* Task requirements:
Copy every line of the records exactly, without including the images.

** Opening Provided information block **

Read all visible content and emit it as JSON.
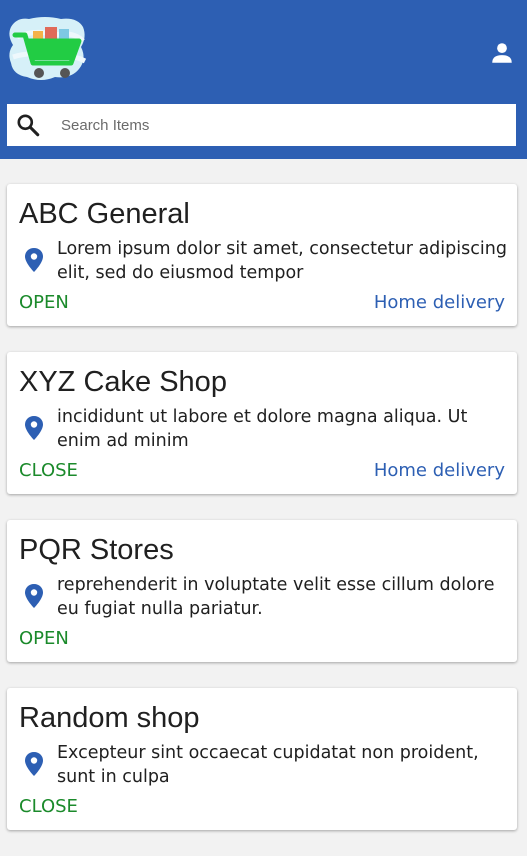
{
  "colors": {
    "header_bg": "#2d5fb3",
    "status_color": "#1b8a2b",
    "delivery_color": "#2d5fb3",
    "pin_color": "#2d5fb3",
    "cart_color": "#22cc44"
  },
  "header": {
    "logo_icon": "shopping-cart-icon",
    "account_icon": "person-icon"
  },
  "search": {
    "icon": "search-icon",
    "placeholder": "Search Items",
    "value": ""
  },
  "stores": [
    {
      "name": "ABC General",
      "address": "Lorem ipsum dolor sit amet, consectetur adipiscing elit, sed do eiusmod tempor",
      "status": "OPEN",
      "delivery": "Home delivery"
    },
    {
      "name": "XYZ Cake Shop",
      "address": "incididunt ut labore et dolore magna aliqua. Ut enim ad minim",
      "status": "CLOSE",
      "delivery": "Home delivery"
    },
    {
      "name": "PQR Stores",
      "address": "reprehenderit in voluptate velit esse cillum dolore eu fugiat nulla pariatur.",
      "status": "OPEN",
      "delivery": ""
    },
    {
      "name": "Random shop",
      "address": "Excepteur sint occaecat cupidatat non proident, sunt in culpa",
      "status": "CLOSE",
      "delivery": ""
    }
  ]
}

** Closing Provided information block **

* The completed task:
Read all visible content and emit it as JSON.
{
  "colors": {
    "header_bg": "#2d5fb3",
    "status_color": "#1b8a2b",
    "delivery_color": "#2d5fb3",
    "pin_color": "#2d5fb3",
    "cart_color": "#22cc44"
  },
  "header": {
    "logo_icon": "shopping-cart-icon",
    "account_icon": "person-icon"
  },
  "search": {
    "icon": "search-icon",
    "placeholder": "Search Items",
    "value": ""
  },
  "stores": [
    {
      "name": "ABC General",
      "address": "Lorem ipsum dolor sit amet, consectetur adipiscing elit, sed do eiusmod tempor",
      "status": "OPEN",
      "delivery": "Home delivery"
    },
    {
      "name": "XYZ Cake Shop",
      "address": "incididunt ut labore et dolore magna aliqua. Ut enim ad minim",
      "status": "CLOSE",
      "delivery": "Home delivery"
    },
    {
      "name": "PQR Stores",
      "address": "reprehenderit in voluptate velit esse cillum dolore eu fugiat nulla pariatur.",
      "status": "OPEN",
      "delivery": ""
    },
    {
      "name": "Random shop",
      "address": "Excepteur sint occaecat cupidatat non proident, sunt in culpa",
      "status": "CLOSE",
      "delivery": ""
    }
  ]
}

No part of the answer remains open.